The NWS confirmed the first storm near Troy, Miami County, touched down early Saturday morning. The agency made the determination due to supporting radar data and damage reports in the area, it said in a release.

Columbus and Central Ohio Weather

More information, including intensity and tracking data, is expected to be released Monday.

The second tornado – an EF1 storm – touched down in Auglaize County at approximately 12:54 a.m. Saturday.

The tornado had a maximum wind speed of 110 mph and was on the ground for approximately 13 minutes, carving a path more than 17 miles long, eventually lifting near the Auglaize/Allen county line. The NWS estimates the storm’s path width maxed out at 300 yards.

The agency reports seven injuries associated with the tornado when it hit a campsite northeast of Interstate 75. The storm flipped over several trailers and tore the roof off a large meeting hall.

In addition, the NWS said the tornado leveled a commercial greenhouse, damaged a truck stop and blew over several semi-trailers, destroyed a historic brick school building on Brown Road, knocked down multiple trees, and tore off several roofs.

The third tornado was confirmed in Paulding County on the Indiana state line, touching down Friday at approximately 11:53 p.m. and staying on the ground for about two minutes.

The NWS office in northern Indiana said the EF0 storm, with an estimated top wind speed of 80 mph, was on the ground for less than a mile and had a maximum path width of about 150 yards.

The tornado crossed the Maumee River, causing minor roof and siding damage to homes and uprooting and snapping several trees along its path.

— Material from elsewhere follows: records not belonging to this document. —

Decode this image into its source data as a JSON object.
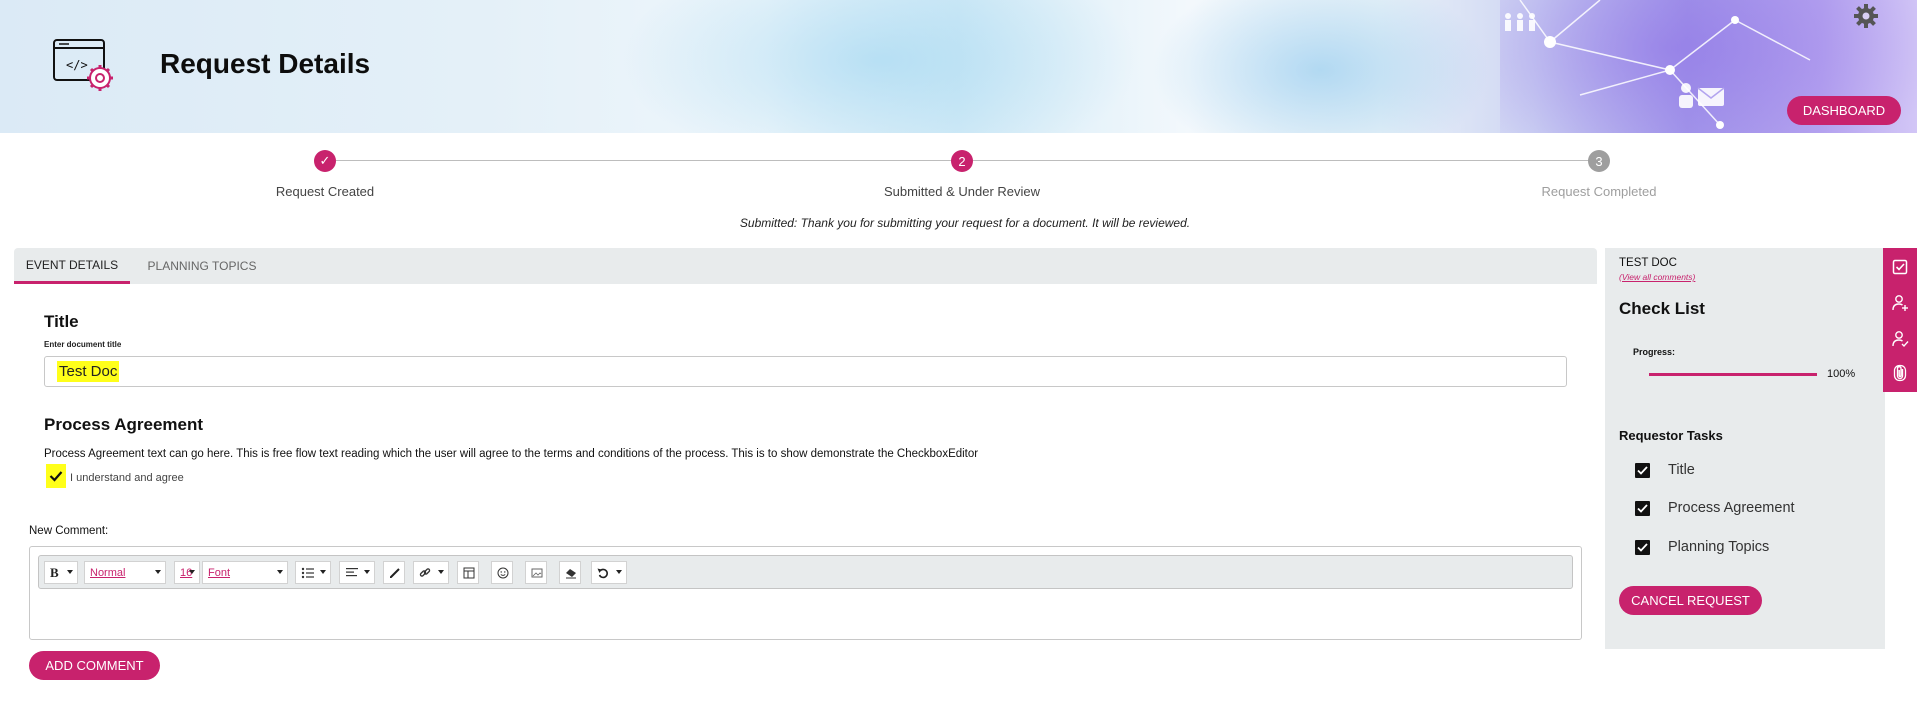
{
  "header": {
    "title": "Request Details",
    "dashboard_label": "DASHBOARD"
  },
  "stepper": {
    "steps": [
      {
        "label": "Request Created",
        "status": "done",
        "marker": "✓"
      },
      {
        "label": "Submitted & Under Review",
        "status": "current",
        "marker": "2"
      },
      {
        "label": "Request Completed",
        "status": "pending",
        "marker": "3"
      }
    ],
    "note": "Submitted: Thank you for submitting your request for a document. It will be reviewed."
  },
  "tabs": [
    {
      "label": "EVENT DETAILS",
      "active": true
    },
    {
      "label": "PLANNING TOPICS",
      "active": false
    }
  ],
  "form": {
    "title_heading": "Title",
    "title_hint": "Enter document title",
    "title_value": "Test Doc",
    "agreement_heading": "Process Agreement",
    "agreement_text": "Process Agreement text can go here. This is free flow text reading which the user will agree to the terms and conditions of the process. This is to show demonstrate the CheckboxEditor",
    "agree_label": "I understand and agree",
    "agree_checked": true,
    "comment_label": "New Comment:",
    "add_comment_label": "ADD COMMENT"
  },
  "editor_toolbar": {
    "bold": "B",
    "style": "Normal",
    "size": "16",
    "font": "Font",
    "icons": [
      "bold-icon",
      "list-icon",
      "align-icon",
      "pen-icon",
      "link-icon",
      "table-icon",
      "emoji-icon",
      "image-icon",
      "eraser-icon",
      "undo-icon"
    ]
  },
  "sidebar": {
    "doc_name": "TEST DOC",
    "view_comments": "(View all comments)",
    "checklist_title": "Check List",
    "progress_label": "Progress:",
    "progress_value": 100,
    "progress_text": "100%",
    "tasks_heading": "Requestor Tasks",
    "tasks": [
      {
        "label": "Title",
        "checked": true
      },
      {
        "label": "Process Agreement",
        "checked": true
      },
      {
        "label": "Planning Topics",
        "checked": true
      }
    ],
    "cancel_label": "CANCEL REQUEST",
    "strip_icons": [
      "checklist-icon",
      "user-add-icon",
      "user-check-icon",
      "attachment-icon"
    ]
  },
  "colors": {
    "accent": "#c8226d",
    "highlight": "#ffff1a",
    "panel": "#e8ebec",
    "pending": "#9e9e9e"
  }
}
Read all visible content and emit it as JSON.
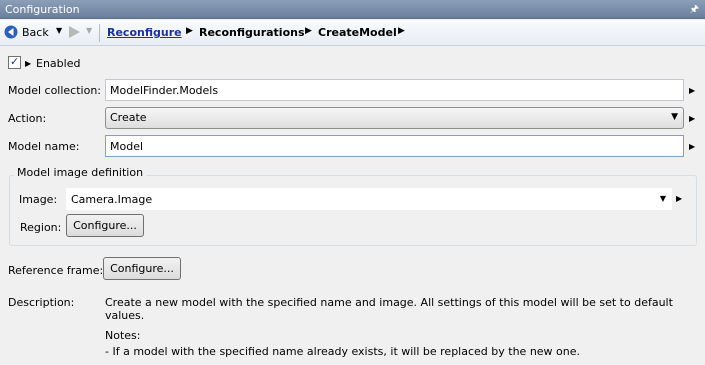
{
  "titlebar": {
    "title": "Configuration"
  },
  "nav": {
    "back_label": "Back",
    "breadcrumbs": [
      "Reconfigure",
      "Reconfigurations",
      "CreateModel"
    ]
  },
  "enabled": {
    "label": "Enabled",
    "checked": true
  },
  "model_collection": {
    "label": "Model collection:",
    "value": "ModelFinder.Models"
  },
  "action": {
    "label": "Action:",
    "value": "Create"
  },
  "model_name": {
    "label": "Model name:",
    "value": "Model"
  },
  "model_image_definition": {
    "title": "Model image definition",
    "image_label": "Image:",
    "image_value": "Camera.Image",
    "region_label": "Region:",
    "region_button": "Configure..."
  },
  "reference_frame": {
    "label": "Reference frame:",
    "button": "Configure..."
  },
  "description": {
    "label": "Description:",
    "text": "Create a new model with the specified name and image. All settings of this model will be set to default values.",
    "notes_heading": "Notes:",
    "note_1": "- If a model with the specified name already exists, it will be replaced by the new one."
  }
}
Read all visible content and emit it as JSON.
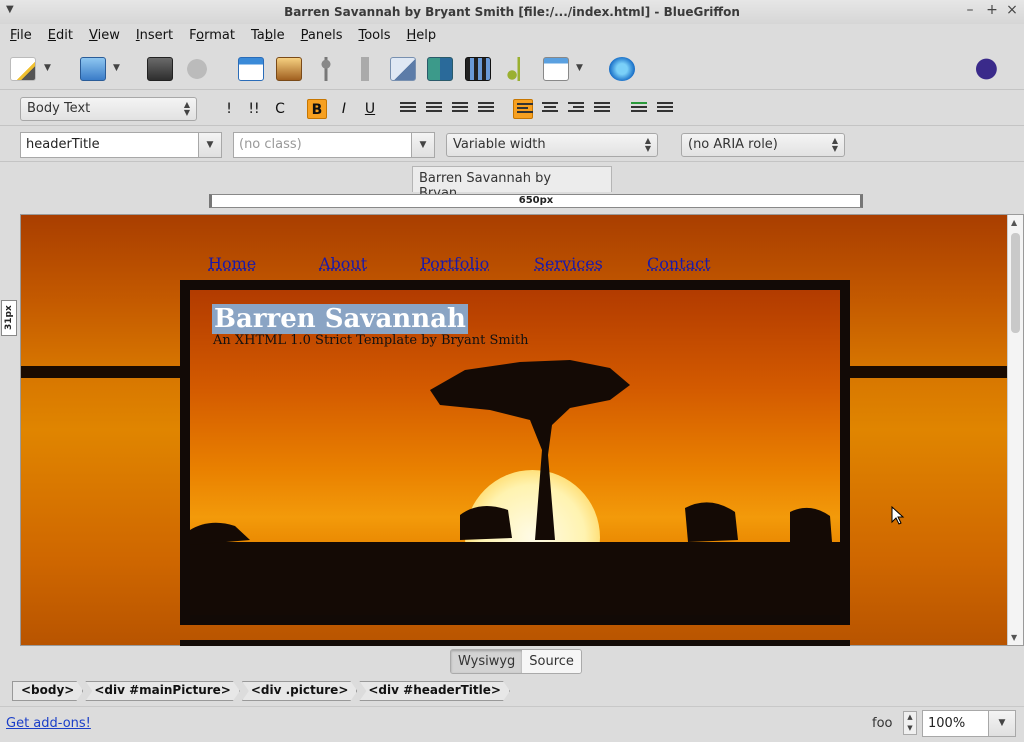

The tornadoes were part of a weather front Friday into Saturday that spun up tornadoes in 11 states across the South, Midwest, and Northeast, killing at least 32 people and causing billions of dollars in damages.